At a moment when Italian morale is understandably wobbly, the sight of the (currently) leading team in the country not making it through the Champions League group stage will be certain to rub salt in some very fresh wounds. That salt, too, was in evidence at the San Paolo last Saturday night as Napoli’s gifted  striker, Lorenzo Insigne, gave yet another demonstration of just why many consider him the hottest Italian striker in Italian football at the moment.   
 
Once more, the critics asked why, oh why, did coach Gian Piero Ventura use Insigne for only the last 15 minutes of Italy’s away tie against Sweden 10 days ago and not at all in the return leg of the play-off last Monday night at the San Siro. Not only did Insigne score a typical “peach” of a goal against Milan but he also hit the post, was involved in much of Napoli’s best football and was their best player on the night.
 
Sunday’s Gazzetta Dello Sport carried a provocative headline that read, “Insigne Mondiale”,  something of a play on words since “mondiale” means world class whilst the plural “mondiali” means the World Cup finals. Not just that but the headline asked: “Hey Ventura, Did You See That?”
 
If Napoli do go out of the Champions League, they will have only themselves to blame for their failure to grab an away point in their opening game against Shakhtar. However, it might be proof that, whatever else, Dame Fortune is not always on their side in the Champions. Remember, four seasons back, the Rafa Benitez coached Napoli went out at the Group stage on goal difference after they finished joint top of their Group with both Arsenal and Borussia Dortmund, all three on 12 points in a group in which Olympique Marseilles lost all six games.
 
In contrast, Napoli’s close home rivals, Old Lady Juventus and AS Roma, both are looking comfortable in their groups.

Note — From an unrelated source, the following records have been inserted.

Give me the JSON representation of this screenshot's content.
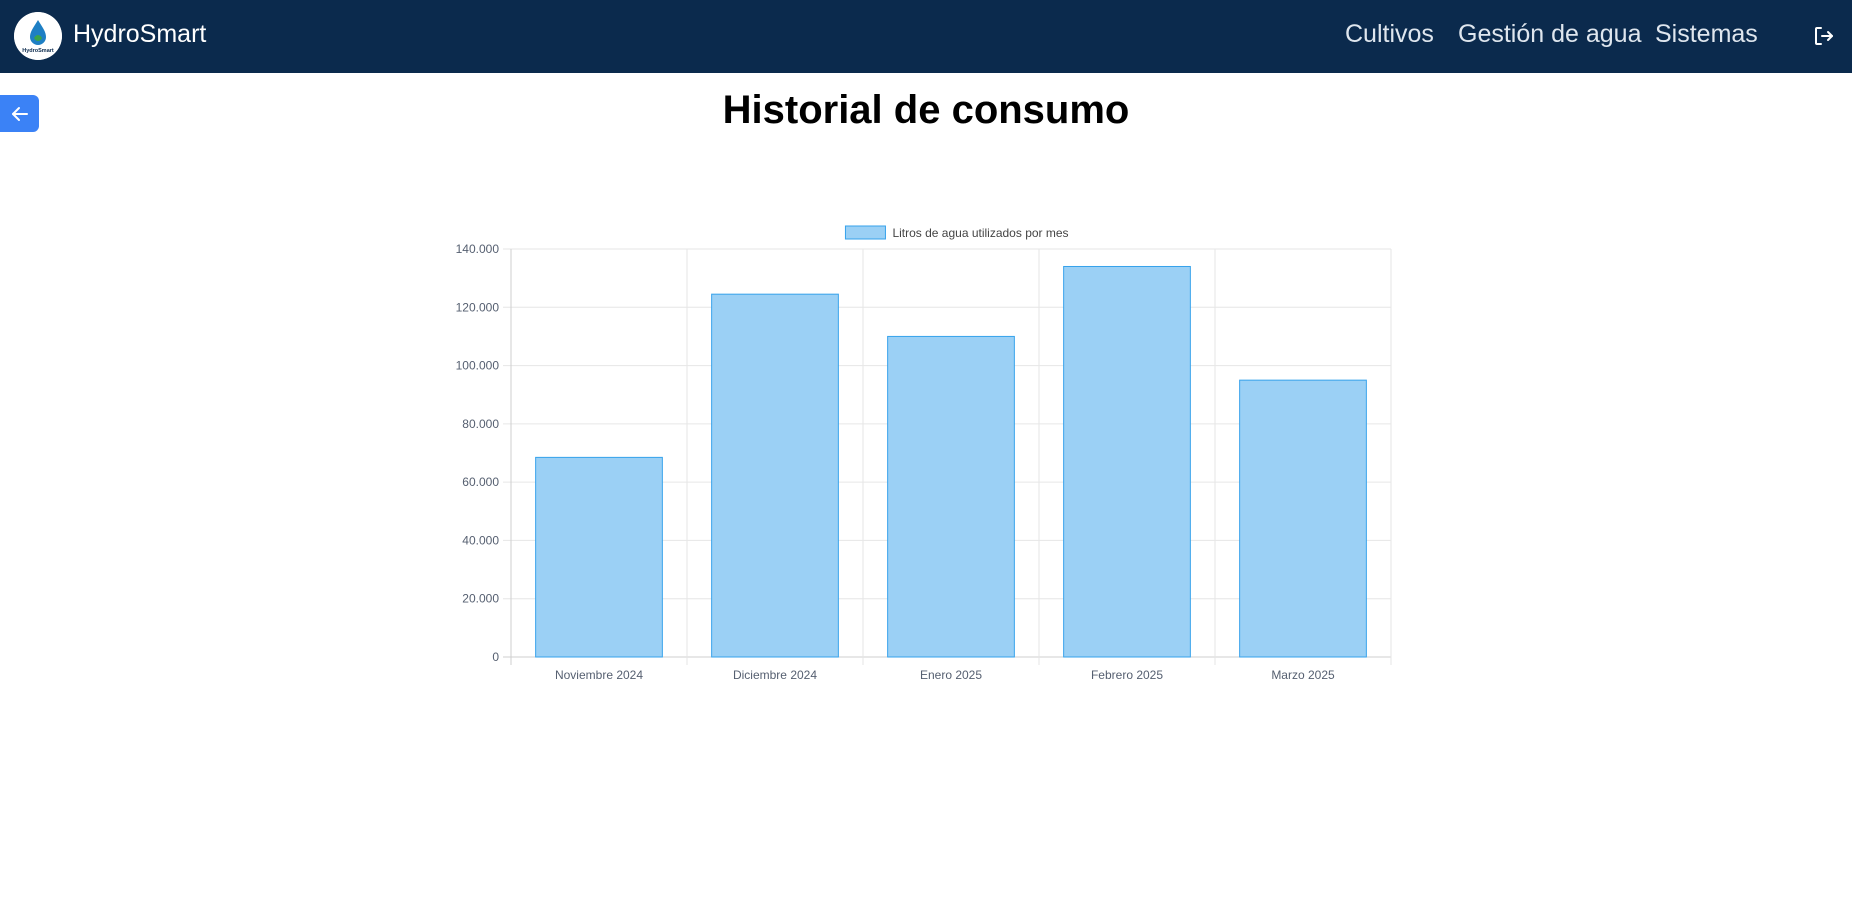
{
  "navbar": {
    "brand": "HydroSmart",
    "logo_text": "HydroSmart",
    "links": [
      "Cultivos",
      "Gestión de agua",
      "Sistemas"
    ],
    "logout_icon": "logout-icon",
    "background": "#0b2a4d"
  },
  "page": {
    "title": "Historial de consumo",
    "back_icon": "arrow-left-icon",
    "accent": "#3b82f6"
  },
  "chart_data": {
    "type": "bar",
    "categories": [
      "Noviembre 2024",
      "Diciembre 2024",
      "Enero 2025",
      "Febrero 2025",
      "Marzo 2025"
    ],
    "series": [
      {
        "name": "Litros de agua utilizados por mes",
        "values": [
          68500,
          124500,
          110000,
          134000,
          95000
        ]
      }
    ],
    "ylim": [
      0,
      140000
    ],
    "yticks": [
      "0",
      "20.000",
      "40.000",
      "60.000",
      "80.000",
      "100.000",
      "120.000",
      "140.000"
    ],
    "grid": true,
    "legend": "top",
    "bar_fill": "#9bd0f5",
    "bar_stroke": "#36a2eb"
  }
}
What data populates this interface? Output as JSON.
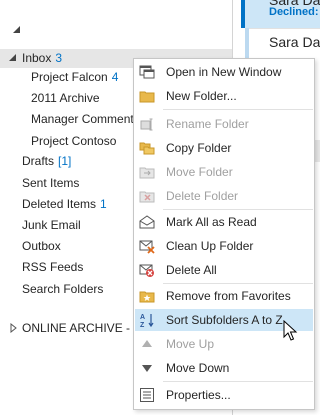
{
  "folder_pane": {
    "inbox": {
      "label": "Inbox",
      "count": "3"
    },
    "subfolders": [
      {
        "label": "Project Falcon",
        "count": "4"
      },
      {
        "label": "2011 Archive",
        "count": ""
      },
      {
        "label": "Manager Comments",
        "count": ""
      },
      {
        "label": "Project Contoso",
        "count": ""
      }
    ],
    "folders": [
      {
        "label": "Drafts",
        "count": "[1]"
      },
      {
        "label": "Sent Items",
        "count": ""
      },
      {
        "label": "Deleted Items",
        "count": "1"
      },
      {
        "label": "Junk Email",
        "count": ""
      },
      {
        "label": "Outbox",
        "count": ""
      },
      {
        "label": "RSS Feeds",
        "count": ""
      },
      {
        "label": "Search Folders",
        "count": ""
      }
    ],
    "archive": {
      "label": "ONLINE ARCHIVE - K"
    }
  },
  "mail_list": {
    "item1_name": "Sara Da",
    "item1_status": "Declined:",
    "item2_name": "Sara Da"
  },
  "context_menu": {
    "items": [
      {
        "label": "Open in New Window",
        "icon": "open-window-icon"
      },
      {
        "label": "New Folder...",
        "icon": "new-folder-icon"
      },
      {
        "label": "Rename Folder",
        "icon": "rename-folder-icon"
      },
      {
        "label": "Copy Folder",
        "icon": "copy-folder-icon"
      },
      {
        "label": "Move Folder",
        "icon": "move-folder-icon"
      },
      {
        "label": "Delete Folder",
        "icon": "delete-folder-icon"
      },
      {
        "label": "Mark All as Read",
        "icon": "mark-read-icon"
      },
      {
        "label": "Clean Up Folder",
        "icon": "clean-up-icon"
      },
      {
        "label": "Delete All",
        "icon": "delete-all-icon"
      },
      {
        "label": "Remove from Favorites",
        "icon": "favorites-icon"
      },
      {
        "label": "Sort Subfolders A to Z",
        "icon": "sort-az-icon"
      },
      {
        "label": "Move Up",
        "icon": "move-up-icon"
      },
      {
        "label": "Move Down",
        "icon": "move-down-icon"
      },
      {
        "label": "Properties...",
        "icon": "properties-icon"
      }
    ]
  },
  "colors": {
    "accent": "#0072c6",
    "hover": "#cde6f7",
    "disabled": "#a0a0a0"
  }
}
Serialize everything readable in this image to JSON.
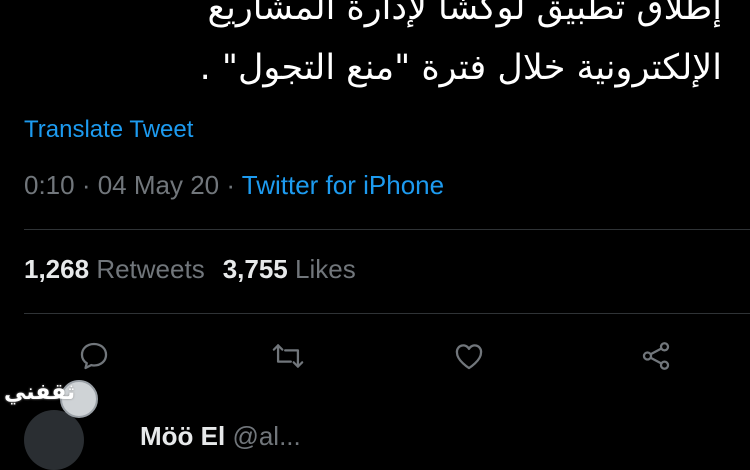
{
  "tweet": {
    "text_line1": "إطلاق تطبيق لوكشا لإدارة المشاريع",
    "text_line2": "الإلكترونية خلال فترة \"منع التجول\" ."
  },
  "translate_label": "Translate Tweet",
  "meta": {
    "time": "0:10",
    "separator1": " · ",
    "date": "04 May 20",
    "separator2": " · ",
    "source": "Twitter for iPhone"
  },
  "stats": {
    "retweets_count": "1,268",
    "retweets_label": "Retweets",
    "likes_count": "3,755",
    "likes_label": "Likes"
  },
  "actions": {
    "reply_icon": "reply-icon",
    "retweet_icon": "retweet-icon",
    "like_icon": "heart-icon",
    "share_icon": "share-icon"
  },
  "next_reply": {
    "name": "Möö El",
    "handle": "@al..."
  },
  "watermark": {
    "text": "ثقفني"
  },
  "colors": {
    "background": "#000000",
    "text": "#e7e9ea",
    "muted": "#71767b",
    "link": "#1d9bf0",
    "divider": "#2f3336"
  }
}
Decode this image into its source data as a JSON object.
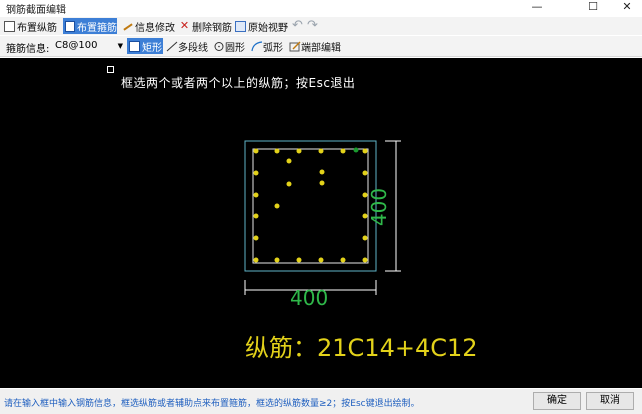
{
  "window": {
    "title": "钢筋截面编辑",
    "min_glyph": "—",
    "max_glyph": "☐",
    "close_glyph": "✕"
  },
  "toolbar1": {
    "items": [
      {
        "label": "布置纵筋",
        "icon": "square-icon"
      },
      {
        "label": "布置箍筋",
        "icon": "stirrup-icon",
        "active": true
      },
      {
        "label": "信息修改",
        "icon": "pencil-icon"
      },
      {
        "label": "删除钢筋",
        "icon": "delete-x-icon"
      },
      {
        "label": "原始视野",
        "icon": "zoom-extents-icon"
      }
    ],
    "undo_glyph": "↶",
    "redo_glyph": "↷"
  },
  "toolbar2": {
    "stirrup_label": "箍筋信息:",
    "stirrup_value": "C8@100",
    "shapes": [
      {
        "label": "矩形",
        "icon": "rect-icon",
        "active": true
      },
      {
        "label": "多段线",
        "icon": "polyline-icon"
      },
      {
        "label": "圆形",
        "icon": "circle-icon"
      },
      {
        "label": "弧形",
        "icon": "arc-icon"
      },
      {
        "label": "端部编辑",
        "icon": "end-edit-icon"
      }
    ]
  },
  "canvas": {
    "prompt": "框选两个或者两个以上的纵筋；按Esc退出",
    "dim_width": "400",
    "dim_height": "400",
    "rebar_label": "纵筋：21C14+4C12",
    "colors": {
      "background": "#000000",
      "section_outline": "#5fb4c8",
      "stirrup": "#e8e8e8",
      "rebar": "#e3d21a",
      "rebar_selected": "#1a9a2e",
      "dimension": "#ffffff",
      "dim_text": "#2fb84a",
      "rebar_text": "#e3d21a"
    }
  },
  "status": {
    "message": "请在输入框中输入钢筋信息，框选纵筋或者辅助点来布置箍筋，框选的纵筋数量≥2；按Esc键退出绘制。",
    "ok_label": "确定",
    "cancel_label": "取消"
  }
}
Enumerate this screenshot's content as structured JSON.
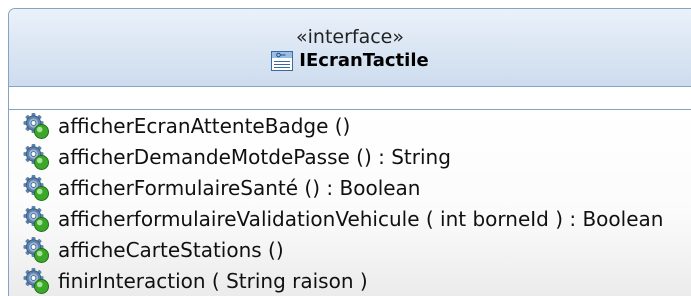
{
  "diagram": {
    "stereotype": "«interface»",
    "name": "IEcranTactile",
    "name_icon": "interface-icon",
    "attributes": [],
    "operations": [
      {
        "icon": "operation-icon",
        "label": "afficherEcranAttenteBadge ()"
      },
      {
        "icon": "operation-icon",
        "label": "afficherDemandeMotdePasse () : String"
      },
      {
        "icon": "operation-icon",
        "label": "afficherFormulaireSanté () : Boolean"
      },
      {
        "icon": "operation-icon",
        "label": "afficherformulaireValidationVehicule ( int borneId ) : Boolean"
      },
      {
        "icon": "operation-icon",
        "label": "afficheCarteStations ()"
      },
      {
        "icon": "operation-icon",
        "label": "finirInteraction ( String raison )"
      }
    ]
  },
  "colors": {
    "header_top": "#eaf1f9",
    "header_bottom": "#cddcee",
    "border": "#86a3c6",
    "operation_gear": "#5d82ad",
    "operation_badge": "#3ca82a",
    "interface_icon": "#3c6aa0"
  }
}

Roma, fresh from an exciting 2-1 derby win on Saturday against Lazio, go into their away tie against Atletico Madrid on Wednesday top of their group, one point clear of Chelsea and five clear of Atletico. Clearly, they are looking good for the second round.
 
As should also be the Old Lady, even if she sits second, three points behind group leaders, Barcelona, but three clear of third placed Sporting Lisbon. However, Juventus rather dirtied her bib on Sunday, going down to only her second league defeat of the season when beaten 3-2 away to Sampdoria. What was worrying about that result is that, with 91 minutes played, the scoreline was 3-0. Two late Juventus goals restored a certain respectability to the scoreline but they cannot hide the fact that, for at least half an hour in the second half, the Old Lady went strangely missing.
 
Wednesday night’s home tie against old rivals Barcelona may not be exactly what the doctor ordered as a “buck-you-upper” back to top form but the Italian champions may  well be keen to avenge their 3-0 drubbing in the first leg, at the Camp Nou back in September. Currently third in Serie A, four points behind Napoli, Juventus have given the impression this autumn of being a side which is saving its best work for the springtime when the Champions League/Serie A contests become all-decisive.  
 
Perhaps the sight of Leo Messi and friends will persuade the Old Lady to put her best foot forward. Heaven knows, in the week that is in it, a convincing international performance by an Italian side is badly needed.